Dataset records:
+===+

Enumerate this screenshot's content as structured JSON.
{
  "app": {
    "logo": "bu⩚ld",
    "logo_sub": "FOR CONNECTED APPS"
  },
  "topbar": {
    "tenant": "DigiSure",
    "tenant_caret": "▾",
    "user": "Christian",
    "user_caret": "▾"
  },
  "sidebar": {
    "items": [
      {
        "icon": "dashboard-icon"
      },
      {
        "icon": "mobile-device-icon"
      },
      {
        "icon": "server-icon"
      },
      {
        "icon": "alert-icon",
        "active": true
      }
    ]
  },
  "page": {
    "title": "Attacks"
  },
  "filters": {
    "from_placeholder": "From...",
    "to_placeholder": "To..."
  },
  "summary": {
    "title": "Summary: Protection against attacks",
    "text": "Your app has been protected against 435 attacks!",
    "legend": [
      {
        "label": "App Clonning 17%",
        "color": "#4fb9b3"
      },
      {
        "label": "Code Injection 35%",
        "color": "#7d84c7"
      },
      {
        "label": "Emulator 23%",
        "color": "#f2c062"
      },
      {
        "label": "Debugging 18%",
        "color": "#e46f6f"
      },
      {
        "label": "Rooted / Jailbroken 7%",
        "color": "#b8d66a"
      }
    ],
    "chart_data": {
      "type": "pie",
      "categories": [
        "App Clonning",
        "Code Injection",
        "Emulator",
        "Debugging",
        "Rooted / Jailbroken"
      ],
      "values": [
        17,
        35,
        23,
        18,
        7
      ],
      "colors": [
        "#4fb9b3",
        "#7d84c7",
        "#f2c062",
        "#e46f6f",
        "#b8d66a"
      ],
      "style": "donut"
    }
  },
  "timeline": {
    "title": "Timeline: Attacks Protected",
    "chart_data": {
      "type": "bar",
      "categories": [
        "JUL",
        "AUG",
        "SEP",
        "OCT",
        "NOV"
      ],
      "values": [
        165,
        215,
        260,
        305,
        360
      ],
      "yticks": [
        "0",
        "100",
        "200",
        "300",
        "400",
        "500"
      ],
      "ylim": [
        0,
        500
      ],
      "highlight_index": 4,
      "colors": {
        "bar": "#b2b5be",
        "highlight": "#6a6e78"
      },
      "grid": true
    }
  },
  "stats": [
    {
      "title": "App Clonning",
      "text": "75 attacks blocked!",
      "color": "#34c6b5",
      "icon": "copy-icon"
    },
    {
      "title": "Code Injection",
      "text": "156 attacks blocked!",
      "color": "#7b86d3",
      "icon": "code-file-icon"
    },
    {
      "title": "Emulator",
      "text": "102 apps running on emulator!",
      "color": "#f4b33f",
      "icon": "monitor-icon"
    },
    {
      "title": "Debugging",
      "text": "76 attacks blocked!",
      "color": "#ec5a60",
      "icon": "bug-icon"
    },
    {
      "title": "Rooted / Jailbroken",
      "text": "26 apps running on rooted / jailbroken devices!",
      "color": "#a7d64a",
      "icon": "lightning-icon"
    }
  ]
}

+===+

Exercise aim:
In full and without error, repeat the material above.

Task response:
Enumerate this screenshot's content as structured JSON.
{
  "app": {
    "logo": "bu⩚ld",
    "logo_sub": "FOR CONNECTED APPS"
  },
  "topbar": {
    "tenant": "DigiSure",
    "tenant_caret": "▾",
    "user": "Christian",
    "user_caret": "▾"
  },
  "sidebar": {
    "items": [
      {
        "icon": "dashboard-icon"
      },
      {
        "icon": "mobile-device-icon"
      },
      {
        "icon": "server-icon"
      },
      {
        "icon": "alert-icon",
        "active": true
      }
    ]
  },
  "page": {
    "title": "Attacks"
  },
  "filters": {
    "from_placeholder": "From...",
    "to_placeholder": "To..."
  },
  "summary": {
    "title": "Summary: Protection against attacks",
    "text": "Your app has been protected against 435 attacks!",
    "legend": [
      {
        "label": "App Clonning 17%",
        "color": "#4fb9b3"
      },
      {
        "label": "Code Injection 35%",
        "color": "#7d84c7"
      },
      {
        "label": "Emulator 23%",
        "color": "#f2c062"
      },
      {
        "label": "Debugging 18%",
        "color": "#e46f6f"
      },
      {
        "label": "Rooted / Jailbroken 7%",
        "color": "#b8d66a"
      }
    ],
    "chart_data": {
      "type": "pie",
      "categories": [
        "App Clonning",
        "Code Injection",
        "Emulator",
        "Debugging",
        "Rooted / Jailbroken"
      ],
      "values": [
        17,
        35,
        23,
        18,
        7
      ],
      "colors": [
        "#4fb9b3",
        "#7d84c7",
        "#f2c062",
        "#e46f6f",
        "#b8d66a"
      ],
      "style": "donut"
    }
  },
  "timeline": {
    "title": "Timeline: Attacks Protected",
    "chart_data": {
      "type": "bar",
      "categories": [
        "JUL",
        "AUG",
        "SEP",
        "OCT",
        "NOV"
      ],
      "values": [
        165,
        215,
        260,
        305,
        360
      ],
      "yticks": [
        "0",
        "100",
        "200",
        "300",
        "400",
        "500"
      ],
      "ylim": [
        0,
        500
      ],
      "highlight_index": 4,
      "colors": {
        "bar": "#b2b5be",
        "highlight": "#6a6e78"
      },
      "grid": true
    }
  },
  "stats": [
    {
      "title": "App Clonning",
      "text": "75 attacks blocked!",
      "color": "#34c6b5",
      "icon": "copy-icon"
    },
    {
      "title": "Code Injection",
      "text": "156 attacks blocked!",
      "color": "#7b86d3",
      "icon": "code-file-icon"
    },
    {
      "title": "Emulator",
      "text": "102 apps running on emulator!",
      "color": "#f4b33f",
      "icon": "monitor-icon"
    },
    {
      "title": "Debugging",
      "text": "76 attacks blocked!",
      "color": "#ec5a60",
      "icon": "bug-icon"
    },
    {
      "title": "Rooted / Jailbroken",
      "text": "26 apps running on rooted / jailbroken devices!",
      "color": "#a7d64a",
      "icon": "lightning-icon"
    }
  ]
}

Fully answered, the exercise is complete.